John Collins

Along with the seersucker suit and the Panama hat, the Collins used to be one of the vital amino acids without which civilization would’ve gone legs-up right after Memorial Day. In the days before shorts, T-shirts and universal air-conditioning, there was something not unattractive about a very tall glass inhabited by ice, lemon juice, sugar, and fizzy water—oh yeah, and gin. Plenty of gin. From before the Civil War, when it edged out the venerable Mint Julep, to after the Second World War, when the plucky new Gin and Tonic edged it out in turn, “Collins” was practically synonymous with “triple-H” tippling. Even if nobody could exactly agree on what Mr. Collins’s first name was. Originally, you see, it was John—as in John Collins, the waiter at London’s Limmer’s Hotel who brought the posh clientele round after round of the establishment’s famous fizzy gin punch. Then came Tom, Dick, and Harry. But forget them for now—of all the Collinses, Old John is still the tastiest.

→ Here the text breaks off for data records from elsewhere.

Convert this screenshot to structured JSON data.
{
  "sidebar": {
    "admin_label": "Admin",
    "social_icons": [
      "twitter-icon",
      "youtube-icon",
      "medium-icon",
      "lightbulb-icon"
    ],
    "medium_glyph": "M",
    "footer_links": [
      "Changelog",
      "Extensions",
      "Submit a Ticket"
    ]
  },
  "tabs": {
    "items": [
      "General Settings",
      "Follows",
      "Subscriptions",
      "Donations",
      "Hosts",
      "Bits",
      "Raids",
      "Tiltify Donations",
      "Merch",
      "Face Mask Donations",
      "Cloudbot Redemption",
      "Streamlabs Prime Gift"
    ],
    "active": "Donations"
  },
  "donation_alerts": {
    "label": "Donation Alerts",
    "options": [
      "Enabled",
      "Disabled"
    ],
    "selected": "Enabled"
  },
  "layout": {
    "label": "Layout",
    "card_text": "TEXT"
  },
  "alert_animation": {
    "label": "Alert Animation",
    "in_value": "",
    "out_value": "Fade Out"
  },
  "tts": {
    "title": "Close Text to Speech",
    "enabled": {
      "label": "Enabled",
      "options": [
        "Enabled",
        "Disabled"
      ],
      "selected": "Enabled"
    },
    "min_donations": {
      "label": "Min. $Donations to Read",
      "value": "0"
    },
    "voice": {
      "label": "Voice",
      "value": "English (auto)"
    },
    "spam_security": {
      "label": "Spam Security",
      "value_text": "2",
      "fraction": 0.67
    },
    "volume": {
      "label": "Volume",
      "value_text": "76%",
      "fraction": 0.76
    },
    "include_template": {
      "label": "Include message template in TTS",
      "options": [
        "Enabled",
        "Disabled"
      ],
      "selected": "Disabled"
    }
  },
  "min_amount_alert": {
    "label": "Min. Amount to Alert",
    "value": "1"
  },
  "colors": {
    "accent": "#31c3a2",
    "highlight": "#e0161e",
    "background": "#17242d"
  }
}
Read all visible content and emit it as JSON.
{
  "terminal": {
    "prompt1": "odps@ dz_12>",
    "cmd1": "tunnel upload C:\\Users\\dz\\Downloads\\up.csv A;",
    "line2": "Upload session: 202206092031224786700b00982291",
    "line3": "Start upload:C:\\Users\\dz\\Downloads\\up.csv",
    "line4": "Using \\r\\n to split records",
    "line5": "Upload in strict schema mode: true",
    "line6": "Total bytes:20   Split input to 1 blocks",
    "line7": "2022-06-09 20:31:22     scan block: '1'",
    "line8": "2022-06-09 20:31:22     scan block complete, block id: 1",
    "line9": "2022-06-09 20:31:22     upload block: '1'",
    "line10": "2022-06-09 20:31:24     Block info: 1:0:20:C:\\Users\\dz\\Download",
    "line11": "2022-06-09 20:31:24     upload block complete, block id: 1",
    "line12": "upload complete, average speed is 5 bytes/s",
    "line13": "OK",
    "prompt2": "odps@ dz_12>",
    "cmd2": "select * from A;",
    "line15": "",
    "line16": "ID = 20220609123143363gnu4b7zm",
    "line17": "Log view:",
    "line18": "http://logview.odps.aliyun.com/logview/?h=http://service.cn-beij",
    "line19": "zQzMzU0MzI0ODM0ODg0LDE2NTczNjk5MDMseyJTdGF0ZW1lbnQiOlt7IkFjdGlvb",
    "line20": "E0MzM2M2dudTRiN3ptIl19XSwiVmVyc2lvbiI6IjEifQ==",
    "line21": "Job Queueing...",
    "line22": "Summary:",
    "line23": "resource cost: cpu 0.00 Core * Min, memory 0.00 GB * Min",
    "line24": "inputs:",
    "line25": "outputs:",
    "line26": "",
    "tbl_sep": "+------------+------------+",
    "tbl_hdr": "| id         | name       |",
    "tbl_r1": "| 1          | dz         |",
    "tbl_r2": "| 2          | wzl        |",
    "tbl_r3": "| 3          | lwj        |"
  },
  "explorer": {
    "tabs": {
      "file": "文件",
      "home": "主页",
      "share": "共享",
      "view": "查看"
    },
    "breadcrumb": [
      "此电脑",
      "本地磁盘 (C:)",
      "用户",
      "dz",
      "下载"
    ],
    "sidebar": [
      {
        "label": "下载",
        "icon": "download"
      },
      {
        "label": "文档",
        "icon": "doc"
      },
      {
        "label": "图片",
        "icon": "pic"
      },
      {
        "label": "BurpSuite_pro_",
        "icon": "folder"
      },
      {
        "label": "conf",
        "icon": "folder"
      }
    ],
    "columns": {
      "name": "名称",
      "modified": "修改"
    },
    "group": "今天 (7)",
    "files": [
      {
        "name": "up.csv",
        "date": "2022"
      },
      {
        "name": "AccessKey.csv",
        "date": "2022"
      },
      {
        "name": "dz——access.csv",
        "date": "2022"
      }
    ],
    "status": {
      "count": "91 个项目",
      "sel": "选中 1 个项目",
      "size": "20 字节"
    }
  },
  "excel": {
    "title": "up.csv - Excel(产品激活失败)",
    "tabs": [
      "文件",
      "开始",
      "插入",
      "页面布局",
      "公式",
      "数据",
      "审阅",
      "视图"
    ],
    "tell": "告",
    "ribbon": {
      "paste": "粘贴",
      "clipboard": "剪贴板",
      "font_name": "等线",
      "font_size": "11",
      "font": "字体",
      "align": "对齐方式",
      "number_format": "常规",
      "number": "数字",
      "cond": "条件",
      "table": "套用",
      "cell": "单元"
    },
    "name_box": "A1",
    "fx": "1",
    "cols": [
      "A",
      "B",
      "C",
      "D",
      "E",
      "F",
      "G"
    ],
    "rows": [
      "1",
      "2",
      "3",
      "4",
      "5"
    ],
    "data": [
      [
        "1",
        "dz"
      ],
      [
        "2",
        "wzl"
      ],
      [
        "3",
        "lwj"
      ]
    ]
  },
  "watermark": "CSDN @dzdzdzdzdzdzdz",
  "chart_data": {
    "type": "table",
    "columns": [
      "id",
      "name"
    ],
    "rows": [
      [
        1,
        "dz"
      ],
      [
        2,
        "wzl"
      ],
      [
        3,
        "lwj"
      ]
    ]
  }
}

Here’s a pretty good stab at what himself would’ve been handing around.

2 ounces Bols genever gin
1/2 ounce lemon juice
1 1/2 teaspoons maraschino liqueur
To finish: chilled fizz water

Combine in a “Collins” glass with 4 or 5 ice cubes, stir, and top off with fizz water. Add straw. (Note: since the Collins and its ilk are served on the rocks, rather than strained off the ice like Fizzes and Daisys, you don’t have to bother chilling the glass.)

Substitutions: See the Tom Collins, which follows.